There was a time, only a few short years ago, when Juan Pedro Yllanes was on the point of having the biggest gig of his judging career. Judge J.P. was pencilled in to be the presiding judge in the Nóos trial. Princess Cristina, Iñaki Urdangarin, ex-Balearic president Jaume Matas and others were to all be in the dock (or rather on the bench) facing him. Celebrity by association awaited Judge J.P., but he turned down the opportunity. The Judge was heading into politics and into the arms of Podemos, pursuers of the corrupt in a political arena as opposed to a court.

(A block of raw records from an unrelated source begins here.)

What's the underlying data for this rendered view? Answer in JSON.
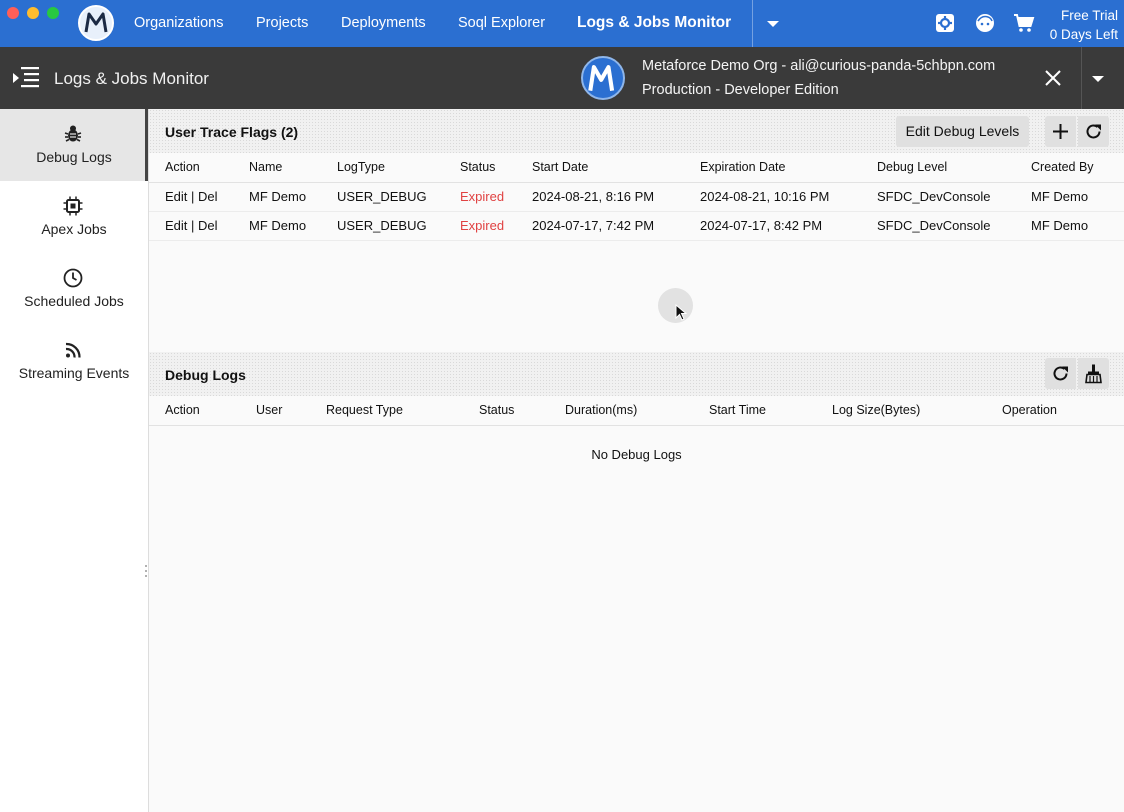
{
  "window": {
    "nav": {
      "items": [
        "Organizations",
        "Projects",
        "Deployments",
        "Soql Explorer"
      ],
      "active": "Logs & Jobs Monitor",
      "trial_line1": "Free Trial",
      "trial_line2": "0 Days Left"
    },
    "header": {
      "title": "Logs & Jobs Monitor",
      "org_name": "Metaforce Demo Org - ali@curious-panda-5chbpn.com",
      "org_type": "Production - Developer Edition"
    }
  },
  "sidebar": {
    "items": [
      {
        "label": "Debug Logs",
        "icon": "bug-icon",
        "active": true
      },
      {
        "label": "Apex Jobs",
        "icon": "chip-icon",
        "active": false
      },
      {
        "label": "Scheduled Jobs",
        "icon": "clock-icon",
        "active": false
      },
      {
        "label": "Streaming Events",
        "icon": "rss-icon",
        "active": false
      }
    ]
  },
  "trace_flags": {
    "title": "User Trace Flags (2)",
    "edit_levels_label": "Edit Debug Levels",
    "columns": [
      "Action",
      "Name",
      "LogType",
      "Status",
      "Start Date",
      "Expiration Date",
      "Debug Level",
      "Created By"
    ],
    "rows": [
      {
        "action": "Edit | Del",
        "name": "MF Demo",
        "log_type": "USER_DEBUG",
        "status": "Expired",
        "start": "2024-08-21, 8:16 PM",
        "expiration": "2024-08-21, 10:16 PM",
        "level": "SFDC_DevConsole",
        "created_by": "MF Demo"
      },
      {
        "action": "Edit | Del",
        "name": "MF Demo",
        "log_type": "USER_DEBUG",
        "status": "Expired",
        "start": "2024-07-17, 7:42 PM",
        "expiration": "2024-07-17, 8:42 PM",
        "level": "SFDC_DevConsole",
        "created_by": "MF Demo"
      }
    ]
  },
  "debug_logs": {
    "title": "Debug Logs",
    "columns": [
      "Action",
      "User",
      "Request Type",
      "Status",
      "Duration(ms)",
      "Start Time",
      "Log Size(Bytes)",
      "Operation"
    ],
    "empty_message": "No Debug Logs"
  },
  "colors": {
    "nav_bg": "#2b6fd1",
    "header_bg": "#3a3a3a",
    "expired": "#e04242"
  }
}
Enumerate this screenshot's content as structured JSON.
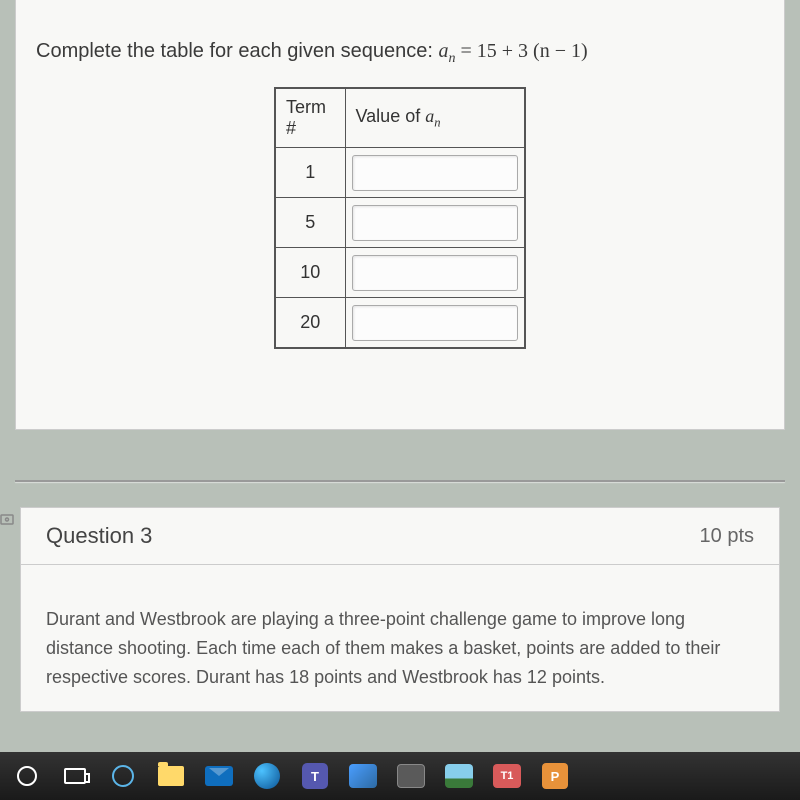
{
  "question2": {
    "prompt_prefix": "Complete the table for each given sequence: ",
    "formula_var": "a",
    "formula_sub": "n",
    "formula_eq": " = 15 + 3 (n − 1)",
    "table": {
      "header_term": "Term #",
      "header_value_prefix": "Value of ",
      "header_value_var": "a",
      "header_value_sub": "n",
      "rows": [
        {
          "term": "1",
          "value": ""
        },
        {
          "term": "5",
          "value": ""
        },
        {
          "term": "10",
          "value": ""
        },
        {
          "term": "20",
          "value": ""
        }
      ]
    }
  },
  "question3": {
    "title": "Question 3",
    "points": "10 pts",
    "body": "Durant and Westbrook are playing a three-point challenge game to improve long distance shooting. Each time each of them makes a basket, points are added to their respective scores. Durant has 18 points and Westbrook has 12 points."
  },
  "taskbar": {
    "teams_letter": "T",
    "t1_letter": "T1",
    "p_letter": "P"
  }
}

His extended sabbatical has gifted the Judge some five years of political experience, first as a deputy in Congress and now as the vice-president of the Balearics. Like a mature (very mature) student at university, Judge J.P.'s political knowledge and learning have come late in life. He was sixty in January, which makes him some ten years older than Josep Castells, a Més in Minorca politician who no one had ever heard of until he became parliamentary spokesperson.

This age difference plus political background and experience have to considered in the context of what transpired in parliament last week. Judge J.P. got the right hump with Josep. "You have no idea about politics," the Judge informed Josep, who retaliated by observing: "I was already a politician and you were not born."

As you may appreciate, this wasn't entirely accurate, although in terms of time in politics alone, Josep would appear to have a few years on the Judge, who has nevertheless clearly learned a great deal from his mature student experience. Away from the impartiality of the courtroom, the Judge is now demonstrating the partiality of politics. Josep wasn't alone in having incurred the wrath of the Judge last week. Another target was someone else no one is familiar with - Pablo Jiménez, who in theory is on the same side as the Judge, but isn't.

Pablo is from the Izquierda Unida, the United Left who are the Unidas in Unidas Podemos, the minor collective of brothers and sisters who have tagged themselves onto Podemos and have in the process somehow managed to provide two ministers in Pedro Sánchez's government. It was one of these ministers, the supposedly tourism-bashing fellow from consumer affairs, Alberto Garzón, who was referenced by the Judge when he took aim at Pablo (who, it might be noted, is from Minorca like Josep). "I'm going to call Garzón and tell him that a deputy of his has voted with Vox," yelled the Judge.

When there was the purge of Podemos deputies before last year's election, the parliamentary awkward squad was deprived of anti-capitalists such as Laura Camargo. In came Podemos-lite in the form of Juan Pedro and Mae de la Concha, who also happens to be from Minorca and has insisted that she couldn't get by without the 22 grand a year living allowance, because she is from Minorca, on top of her ministerial salary. Minorca otherwise now supplies the awkward squad-in-chief, awkward in that Més in Minorca plus Pablo are ostensibly supporters of Francina's government, except when they choose not to be.

Last week's rumpus, with Judge J.P. at its centre, was all to do with the government's urgent measures decree. The awkward Minorcan left sided with the likes of Vox in ensuring that the decree would have to undergo parliamentary processing rather than be rubber-stamped, which is what normally happens with decrees. It was therefore an example of arcane parliamentary procedure for a decree which is equally arcane, given that much of it has to do with planning regulations.

There are only so few people who have a clue what these are and what these mean, such as judges, who have needed to acquire significant experience in these matters because of all the politicians who have been paraded in front of them for having flouted the regulations, and GOB, who have long since been transformed from mere protectors of birdlife into planning experts, scouring every conceivable piece of planning legislation in order to be able to pounce and slap in a denuncia.

So basically this all concerned something that ordinary members of the public haven't the faintest idea about and probably don't care about anyway. But such is politics, as the Judge now appreciates, and more so than Josep, or so it would seem. The consequence, which is what the government fears, is the increasingly popular figure of Frankenstein, as it is known in political circles in Majorca and Spain. The decree will end up being a Frankenstein law consisting of incompatible parts and is thus a reminder of what happened three years ago with the holiday rentals legislation. Back then, when Podemos were the awkward squad, they bizarrely managed to ally themselves with the PP in scuppering the law presented by one-time Més tourism minister, Biel Barceló, and creating a holiday rentals Frankenstein, which had to be redrafted in order to calm Podemos down.

But now, thanks to Podemos-lite, the awkwardness is Més Minorca and Pablo's to apply. And having an idea of politics, where the Judge is concerned, means that Podemos are almost indistinguishable from Francina's PSOE. Josep would beg to disagree, but then Josep isn't the vice-president. Juan Pedro is, and Josep might more aptly have said - "Juan Pedro, you don't know you are born".